> Information provided:
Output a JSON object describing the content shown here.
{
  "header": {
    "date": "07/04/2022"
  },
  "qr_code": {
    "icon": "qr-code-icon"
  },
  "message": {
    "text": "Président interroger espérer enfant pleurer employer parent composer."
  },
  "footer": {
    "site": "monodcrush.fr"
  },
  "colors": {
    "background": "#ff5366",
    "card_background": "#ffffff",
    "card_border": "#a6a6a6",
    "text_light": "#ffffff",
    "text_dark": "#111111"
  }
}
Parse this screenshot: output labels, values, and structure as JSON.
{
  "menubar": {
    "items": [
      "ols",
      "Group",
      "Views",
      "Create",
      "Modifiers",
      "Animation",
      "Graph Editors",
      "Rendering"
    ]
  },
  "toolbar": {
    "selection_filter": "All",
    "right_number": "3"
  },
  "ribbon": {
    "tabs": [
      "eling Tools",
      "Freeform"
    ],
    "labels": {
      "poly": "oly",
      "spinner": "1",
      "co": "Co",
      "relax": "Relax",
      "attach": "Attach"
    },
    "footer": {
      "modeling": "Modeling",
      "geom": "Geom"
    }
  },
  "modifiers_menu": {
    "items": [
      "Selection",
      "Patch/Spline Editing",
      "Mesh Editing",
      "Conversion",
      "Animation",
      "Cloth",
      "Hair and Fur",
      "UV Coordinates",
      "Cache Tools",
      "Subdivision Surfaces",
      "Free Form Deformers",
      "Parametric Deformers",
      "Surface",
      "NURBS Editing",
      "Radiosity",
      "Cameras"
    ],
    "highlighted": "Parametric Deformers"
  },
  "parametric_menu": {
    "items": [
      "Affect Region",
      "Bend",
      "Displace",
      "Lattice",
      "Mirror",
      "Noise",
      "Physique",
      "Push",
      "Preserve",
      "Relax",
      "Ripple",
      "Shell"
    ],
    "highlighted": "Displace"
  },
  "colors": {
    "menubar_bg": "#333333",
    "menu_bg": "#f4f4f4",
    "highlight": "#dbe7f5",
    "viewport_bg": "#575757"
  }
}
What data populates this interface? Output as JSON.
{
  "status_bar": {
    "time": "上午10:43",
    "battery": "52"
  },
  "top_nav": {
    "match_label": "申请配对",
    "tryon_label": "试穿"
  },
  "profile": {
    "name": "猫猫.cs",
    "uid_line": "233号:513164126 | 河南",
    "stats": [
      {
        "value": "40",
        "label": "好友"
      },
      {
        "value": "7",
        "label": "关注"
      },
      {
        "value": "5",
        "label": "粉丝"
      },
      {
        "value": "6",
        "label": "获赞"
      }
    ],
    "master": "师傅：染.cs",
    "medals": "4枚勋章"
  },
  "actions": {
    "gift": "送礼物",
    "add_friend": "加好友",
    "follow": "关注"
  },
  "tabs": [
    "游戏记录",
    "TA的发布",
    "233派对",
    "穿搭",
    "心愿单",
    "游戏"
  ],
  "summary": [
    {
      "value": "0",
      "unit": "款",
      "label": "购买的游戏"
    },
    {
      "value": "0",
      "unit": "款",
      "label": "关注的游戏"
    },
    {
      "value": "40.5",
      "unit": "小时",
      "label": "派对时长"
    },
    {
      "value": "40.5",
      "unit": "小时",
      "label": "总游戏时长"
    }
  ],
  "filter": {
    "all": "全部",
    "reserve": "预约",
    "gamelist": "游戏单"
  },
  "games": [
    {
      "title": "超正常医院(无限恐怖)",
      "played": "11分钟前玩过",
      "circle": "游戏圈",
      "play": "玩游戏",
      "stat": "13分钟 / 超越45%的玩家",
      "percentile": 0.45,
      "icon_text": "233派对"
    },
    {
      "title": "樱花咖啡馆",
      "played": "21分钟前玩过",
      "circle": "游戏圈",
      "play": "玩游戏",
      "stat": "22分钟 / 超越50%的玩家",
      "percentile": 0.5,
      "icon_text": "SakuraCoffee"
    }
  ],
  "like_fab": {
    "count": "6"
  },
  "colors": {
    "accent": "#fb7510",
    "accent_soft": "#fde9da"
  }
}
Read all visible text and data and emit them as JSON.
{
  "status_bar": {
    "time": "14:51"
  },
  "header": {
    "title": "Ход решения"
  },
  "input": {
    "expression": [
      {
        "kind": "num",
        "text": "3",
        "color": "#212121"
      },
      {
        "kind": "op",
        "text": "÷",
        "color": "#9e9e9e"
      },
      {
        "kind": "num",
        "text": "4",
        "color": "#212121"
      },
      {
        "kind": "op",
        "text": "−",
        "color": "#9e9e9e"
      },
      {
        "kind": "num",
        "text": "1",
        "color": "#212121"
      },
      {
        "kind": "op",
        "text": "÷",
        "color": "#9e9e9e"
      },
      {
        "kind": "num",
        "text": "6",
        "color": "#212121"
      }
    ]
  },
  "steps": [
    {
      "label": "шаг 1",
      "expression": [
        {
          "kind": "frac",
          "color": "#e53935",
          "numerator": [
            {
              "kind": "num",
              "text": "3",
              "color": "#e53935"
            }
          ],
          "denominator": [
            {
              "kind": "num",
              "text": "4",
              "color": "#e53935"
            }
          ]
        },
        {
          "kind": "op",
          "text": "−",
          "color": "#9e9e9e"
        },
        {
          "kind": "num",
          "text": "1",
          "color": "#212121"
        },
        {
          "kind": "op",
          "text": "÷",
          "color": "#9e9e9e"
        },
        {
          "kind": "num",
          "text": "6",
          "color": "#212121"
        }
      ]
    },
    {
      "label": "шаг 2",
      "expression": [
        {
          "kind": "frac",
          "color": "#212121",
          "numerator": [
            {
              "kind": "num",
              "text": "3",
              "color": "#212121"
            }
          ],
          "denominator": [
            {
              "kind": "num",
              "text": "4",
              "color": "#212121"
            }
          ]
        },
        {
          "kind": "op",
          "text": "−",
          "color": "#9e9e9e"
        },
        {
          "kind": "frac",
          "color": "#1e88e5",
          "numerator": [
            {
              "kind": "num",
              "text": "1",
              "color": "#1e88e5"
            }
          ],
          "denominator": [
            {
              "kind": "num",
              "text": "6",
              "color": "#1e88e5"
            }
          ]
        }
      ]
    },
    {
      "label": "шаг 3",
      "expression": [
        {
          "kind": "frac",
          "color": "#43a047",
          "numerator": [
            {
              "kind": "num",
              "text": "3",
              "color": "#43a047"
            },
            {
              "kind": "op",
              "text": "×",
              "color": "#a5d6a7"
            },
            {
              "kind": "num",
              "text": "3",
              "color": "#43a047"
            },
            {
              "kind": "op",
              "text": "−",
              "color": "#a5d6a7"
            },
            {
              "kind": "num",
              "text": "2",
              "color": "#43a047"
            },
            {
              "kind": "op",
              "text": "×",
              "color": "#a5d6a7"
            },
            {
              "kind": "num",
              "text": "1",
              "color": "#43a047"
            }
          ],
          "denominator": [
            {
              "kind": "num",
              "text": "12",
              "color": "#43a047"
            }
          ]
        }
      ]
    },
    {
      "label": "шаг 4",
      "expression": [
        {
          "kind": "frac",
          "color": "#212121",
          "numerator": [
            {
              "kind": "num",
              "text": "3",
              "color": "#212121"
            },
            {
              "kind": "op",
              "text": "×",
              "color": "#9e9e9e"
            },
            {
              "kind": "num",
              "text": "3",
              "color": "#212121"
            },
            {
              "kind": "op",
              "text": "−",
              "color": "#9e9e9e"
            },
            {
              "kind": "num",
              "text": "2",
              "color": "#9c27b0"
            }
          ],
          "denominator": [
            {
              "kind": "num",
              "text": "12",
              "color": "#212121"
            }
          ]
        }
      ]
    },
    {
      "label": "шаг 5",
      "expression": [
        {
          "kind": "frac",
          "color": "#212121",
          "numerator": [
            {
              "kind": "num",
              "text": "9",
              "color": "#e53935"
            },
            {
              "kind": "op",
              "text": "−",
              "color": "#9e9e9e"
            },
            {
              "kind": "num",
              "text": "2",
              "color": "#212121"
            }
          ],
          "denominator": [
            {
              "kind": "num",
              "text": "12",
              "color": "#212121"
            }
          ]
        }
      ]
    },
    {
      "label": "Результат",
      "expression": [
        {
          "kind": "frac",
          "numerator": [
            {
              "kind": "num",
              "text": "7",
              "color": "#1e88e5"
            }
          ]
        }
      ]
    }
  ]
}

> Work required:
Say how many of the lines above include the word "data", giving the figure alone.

> Answer for the task:
2